Try it -> Could you return the data that follows exactly, minus the images?

Stored data:
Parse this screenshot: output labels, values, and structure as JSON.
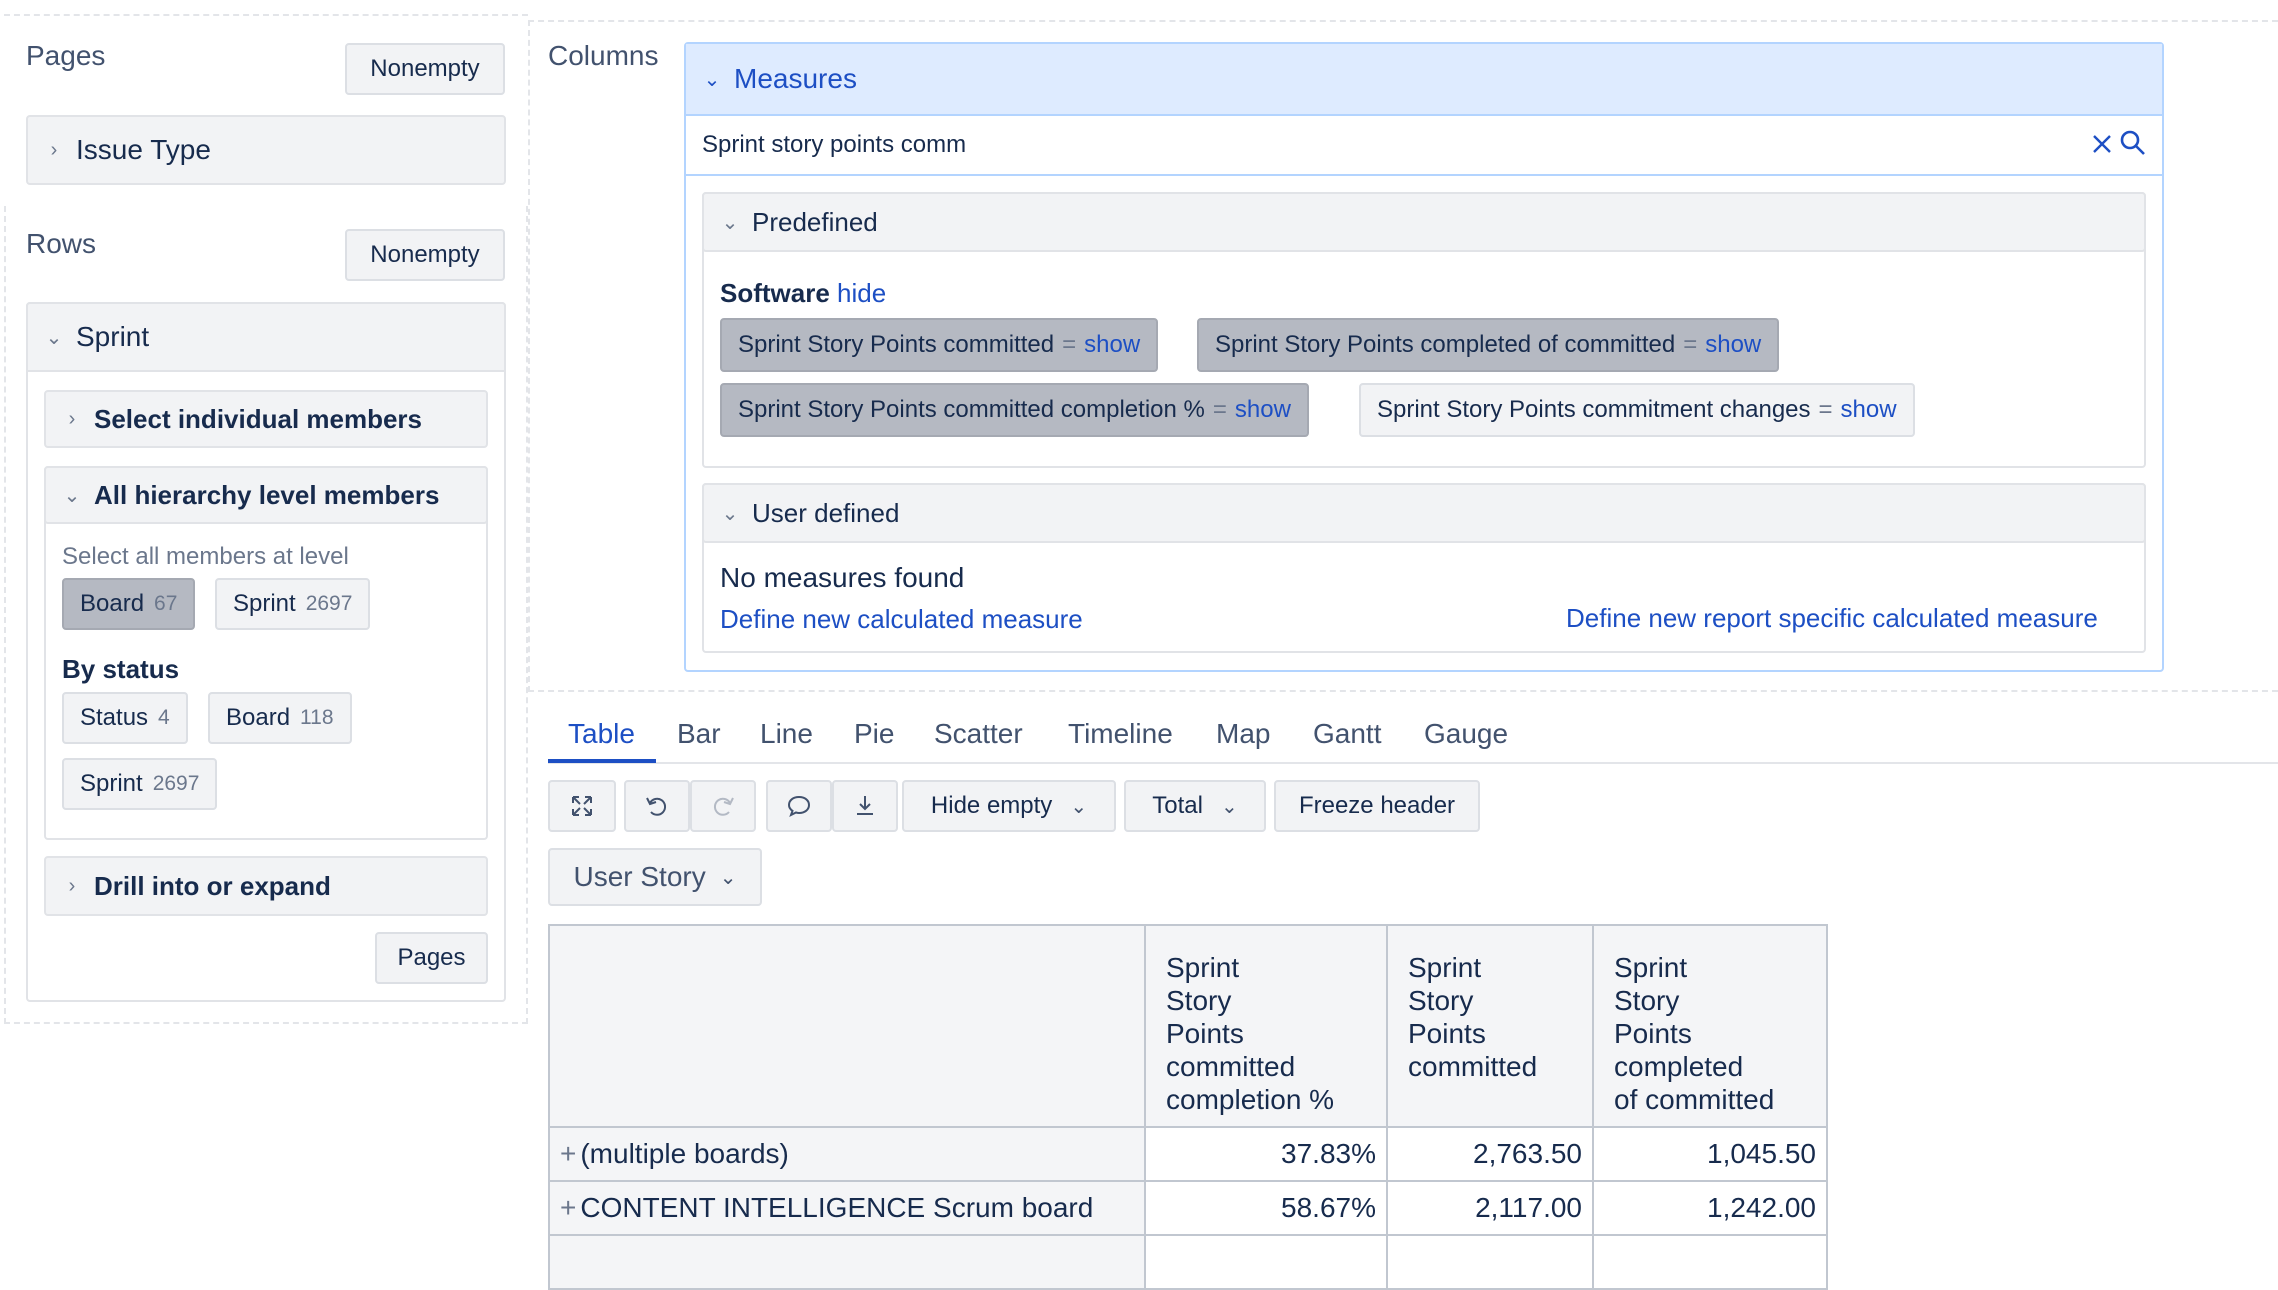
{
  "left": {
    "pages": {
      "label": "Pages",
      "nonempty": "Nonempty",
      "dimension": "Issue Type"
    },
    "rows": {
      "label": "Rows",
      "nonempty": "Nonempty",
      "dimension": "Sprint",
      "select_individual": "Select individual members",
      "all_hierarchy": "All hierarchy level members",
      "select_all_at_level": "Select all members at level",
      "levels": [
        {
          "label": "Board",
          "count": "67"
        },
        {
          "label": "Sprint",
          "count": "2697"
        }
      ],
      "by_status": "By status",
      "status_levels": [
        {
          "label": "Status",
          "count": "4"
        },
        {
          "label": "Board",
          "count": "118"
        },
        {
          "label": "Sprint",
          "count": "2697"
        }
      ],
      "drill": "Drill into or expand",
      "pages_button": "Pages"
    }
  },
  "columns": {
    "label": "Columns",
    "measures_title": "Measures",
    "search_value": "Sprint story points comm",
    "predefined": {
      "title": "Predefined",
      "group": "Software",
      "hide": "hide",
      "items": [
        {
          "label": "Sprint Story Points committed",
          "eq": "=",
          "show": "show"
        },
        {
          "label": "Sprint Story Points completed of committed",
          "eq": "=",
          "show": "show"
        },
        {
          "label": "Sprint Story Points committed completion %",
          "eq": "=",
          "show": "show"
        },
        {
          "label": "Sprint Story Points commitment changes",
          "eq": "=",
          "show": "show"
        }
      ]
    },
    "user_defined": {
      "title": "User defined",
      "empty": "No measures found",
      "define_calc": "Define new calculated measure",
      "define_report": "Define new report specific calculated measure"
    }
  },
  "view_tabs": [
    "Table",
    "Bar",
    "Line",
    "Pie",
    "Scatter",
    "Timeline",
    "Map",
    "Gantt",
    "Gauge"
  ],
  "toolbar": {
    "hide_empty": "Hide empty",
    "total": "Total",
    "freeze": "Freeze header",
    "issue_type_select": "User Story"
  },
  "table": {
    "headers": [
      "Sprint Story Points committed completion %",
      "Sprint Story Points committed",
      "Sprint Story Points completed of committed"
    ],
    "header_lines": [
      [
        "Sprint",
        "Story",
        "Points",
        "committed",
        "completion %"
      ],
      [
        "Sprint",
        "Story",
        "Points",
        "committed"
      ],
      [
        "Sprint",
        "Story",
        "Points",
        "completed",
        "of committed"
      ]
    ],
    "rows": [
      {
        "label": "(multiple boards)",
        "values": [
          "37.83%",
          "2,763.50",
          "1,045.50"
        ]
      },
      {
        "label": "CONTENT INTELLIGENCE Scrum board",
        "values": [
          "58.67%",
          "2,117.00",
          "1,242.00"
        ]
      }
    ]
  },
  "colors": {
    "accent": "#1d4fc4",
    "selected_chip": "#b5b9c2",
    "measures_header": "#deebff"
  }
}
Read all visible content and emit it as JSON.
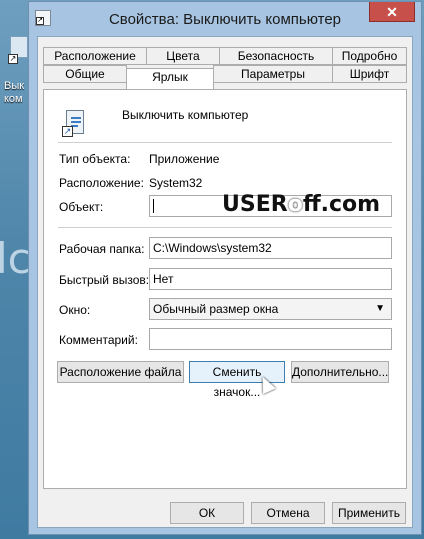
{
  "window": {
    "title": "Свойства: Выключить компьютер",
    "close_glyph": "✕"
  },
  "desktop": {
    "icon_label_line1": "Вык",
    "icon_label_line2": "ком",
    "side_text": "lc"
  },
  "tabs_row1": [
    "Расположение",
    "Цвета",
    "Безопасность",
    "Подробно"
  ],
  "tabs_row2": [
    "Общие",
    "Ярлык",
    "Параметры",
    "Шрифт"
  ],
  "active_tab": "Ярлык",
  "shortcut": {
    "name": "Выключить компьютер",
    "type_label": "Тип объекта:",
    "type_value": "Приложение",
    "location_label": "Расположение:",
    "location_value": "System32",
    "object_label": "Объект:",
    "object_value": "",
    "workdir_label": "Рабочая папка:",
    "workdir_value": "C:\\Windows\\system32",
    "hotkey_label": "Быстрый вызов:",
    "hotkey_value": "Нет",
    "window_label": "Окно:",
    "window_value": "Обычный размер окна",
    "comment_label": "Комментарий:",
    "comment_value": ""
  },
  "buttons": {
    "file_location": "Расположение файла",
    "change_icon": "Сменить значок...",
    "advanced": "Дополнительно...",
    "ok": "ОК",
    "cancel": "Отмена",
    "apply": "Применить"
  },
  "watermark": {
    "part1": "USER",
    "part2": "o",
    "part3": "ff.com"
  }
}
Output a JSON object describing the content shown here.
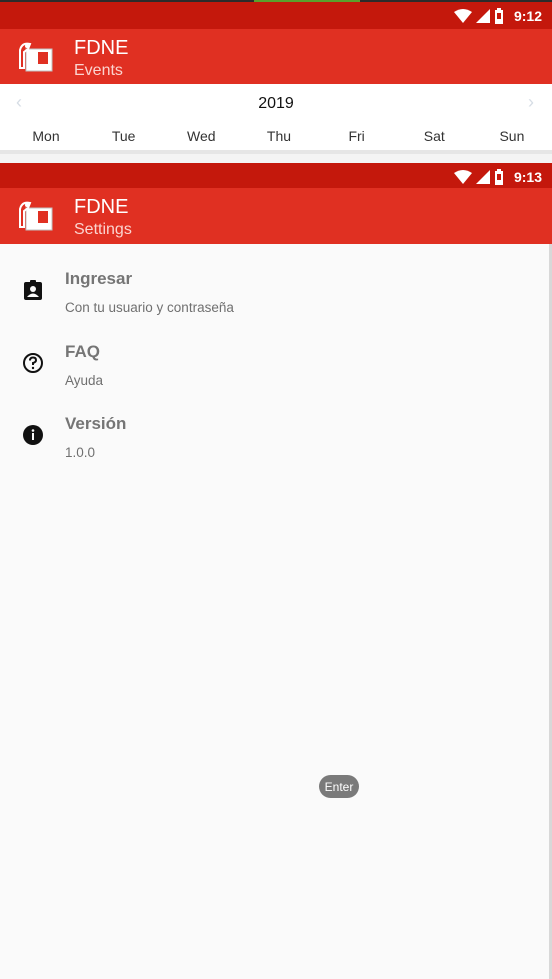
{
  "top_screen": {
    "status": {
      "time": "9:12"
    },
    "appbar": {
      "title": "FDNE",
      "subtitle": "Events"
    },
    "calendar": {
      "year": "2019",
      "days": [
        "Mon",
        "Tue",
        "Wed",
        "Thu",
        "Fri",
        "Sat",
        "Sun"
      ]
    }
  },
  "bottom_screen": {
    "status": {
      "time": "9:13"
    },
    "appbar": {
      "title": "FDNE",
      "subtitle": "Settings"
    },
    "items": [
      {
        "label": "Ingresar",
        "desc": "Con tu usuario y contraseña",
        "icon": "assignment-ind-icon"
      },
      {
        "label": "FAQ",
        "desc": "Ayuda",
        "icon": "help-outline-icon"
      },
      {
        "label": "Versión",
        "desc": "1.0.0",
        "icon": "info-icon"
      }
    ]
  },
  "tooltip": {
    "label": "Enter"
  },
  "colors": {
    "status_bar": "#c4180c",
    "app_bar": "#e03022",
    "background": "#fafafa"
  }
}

Answer space ->
Parse this screenshot: output labels, values, and structure as JSON.
{
  "left": {
    "pages": {
      "label": "Pages",
      "nonempty": "Nonempty",
      "dimension": "Issue Type"
    },
    "rows": {
      "label": "Rows",
      "nonempty": "Nonempty",
      "dimension": "Sprint",
      "select_individual": "Select individual members",
      "all_hierarchy": "All hierarchy level members",
      "select_all_at_level": "Select all members at level",
      "levels": [
        {
          "label": "Board",
          "count": "67"
        },
        {
          "label": "Sprint",
          "count": "2697"
        }
      ],
      "by_status": "By status",
      "status_levels": [
        {
          "label": "Status",
          "count": "4"
        },
        {
          "label": "Board",
          "count": "118"
        },
        {
          "label": "Sprint",
          "count": "2697"
        }
      ],
      "drill": "Drill into or expand",
      "pages_button": "Pages"
    }
  },
  "columns": {
    "label": "Columns",
    "measures_title": "Measures",
    "search_value": "Sprint story points comm",
    "predefined": {
      "title": "Predefined",
      "group": "Software",
      "hide": "hide",
      "items": [
        {
          "label": "Sprint Story Points committed",
          "eq": "=",
          "show": "show"
        },
        {
          "label": "Sprint Story Points completed of committed",
          "eq": "=",
          "show": "show"
        },
        {
          "label": "Sprint Story Points committed completion %",
          "eq": "=",
          "show": "show"
        },
        {
          "label": "Sprint Story Points commitment changes",
          "eq": "=",
          "show": "show"
        }
      ]
    },
    "user_defined": {
      "title": "User defined",
      "empty": "No measures found",
      "define_calc": "Define new calculated measure",
      "define_report": "Define new report specific calculated measure"
    }
  },
  "view_tabs": [
    "Table",
    "Bar",
    "Line",
    "Pie",
    "Scatter",
    "Timeline",
    "Map",
    "Gantt",
    "Gauge"
  ],
  "toolbar": {
    "hide_empty": "Hide empty",
    "total": "Total",
    "freeze": "Freeze header",
    "issue_type_select": "User Story"
  },
  "table": {
    "headers": [
      "Sprint Story Points committed completion %",
      "Sprint Story Points committed",
      "Sprint Story Points completed of committed"
    ],
    "header_lines": [
      [
        "Sprint",
        "Story",
        "Points",
        "committed",
        "completion %"
      ],
      [
        "Sprint",
        "Story",
        "Points",
        "committed"
      ],
      [
        "Sprint",
        "Story",
        "Points",
        "completed",
        "of committed"
      ]
    ],
    "rows": [
      {
        "label": "(multiple boards)",
        "values": [
          "37.83%",
          "2,763.50",
          "1,045.50"
        ]
      },
      {
        "label": "CONTENT INTELLIGENCE Scrum board",
        "values": [
          "58.67%",
          "2,117.00",
          "1,242.00"
        ]
      }
    ]
  },
  "colors": {
    "accent": "#1d4fc4",
    "selected_chip": "#b5b9c2",
    "measures_header": "#deebff"
  }
}
Read all visible content and emit it as JSON.
{
  "window": {
    "title": "Свойства: Выключить компьютер",
    "close_glyph": "✕"
  },
  "desktop": {
    "icon_label_line1": "Вык",
    "icon_label_line2": "ком",
    "side_text": "lc"
  },
  "tabs_row1": [
    "Расположение",
    "Цвета",
    "Безопасность",
    "Подробно"
  ],
  "tabs_row2": [
    "Общие",
    "Ярлык",
    "Параметры",
    "Шрифт"
  ],
  "active_tab": "Ярлык",
  "shortcut": {
    "name": "Выключить компьютер",
    "type_label": "Тип объекта:",
    "type_value": "Приложение",
    "location_label": "Расположение:",
    "location_value": "System32",
    "object_label": "Объект:",
    "object_value": "",
    "workdir_label": "Рабочая папка:",
    "workdir_value": "C:\\Windows\\system32",
    "hotkey_label": "Быстрый вызов:",
    "hotkey_value": "Нет",
    "window_label": "Окно:",
    "window_value": "Обычный размер окна",
    "comment_label": "Комментарий:",
    "comment_value": ""
  },
  "buttons": {
    "file_location": "Расположение файла",
    "change_icon": "Сменить значок...",
    "advanced": "Дополнительно...",
    "ok": "ОК",
    "cancel": "Отмена",
    "apply": "Применить"
  },
  "watermark": {
    "part1": "USER",
    "part2": "o",
    "part3": "ff.com"
  }
}
Output a JSON object describing the content shown here.
{
  "top_screen": {
    "status": {
      "time": "9:12"
    },
    "appbar": {
      "title": "FDNE",
      "subtitle": "Events"
    },
    "calendar": {
      "year": "2019",
      "days": [
        "Mon",
        "Tue",
        "Wed",
        "Thu",
        "Fri",
        "Sat",
        "Sun"
      ]
    }
  },
  "bottom_screen": {
    "status": {
      "time": "9:13"
    },
    "appbar": {
      "title": "FDNE",
      "subtitle": "Settings"
    },
    "items": [
      {
        "label": "Ingresar",
        "desc": "Con tu usuario y contraseña",
        "icon": "assignment-ind-icon"
      },
      {
        "label": "FAQ",
        "desc": "Ayuda",
        "icon": "help-outline-icon"
      },
      {
        "label": "Versión",
        "desc": "1.0.0",
        "icon": "info-icon"
      }
    ]
  },
  "tooltip": {
    "label": "Enter"
  },
  "colors": {
    "status_bar": "#c4180c",
    "app_bar": "#e03022",
    "background": "#fafafa"
  }
}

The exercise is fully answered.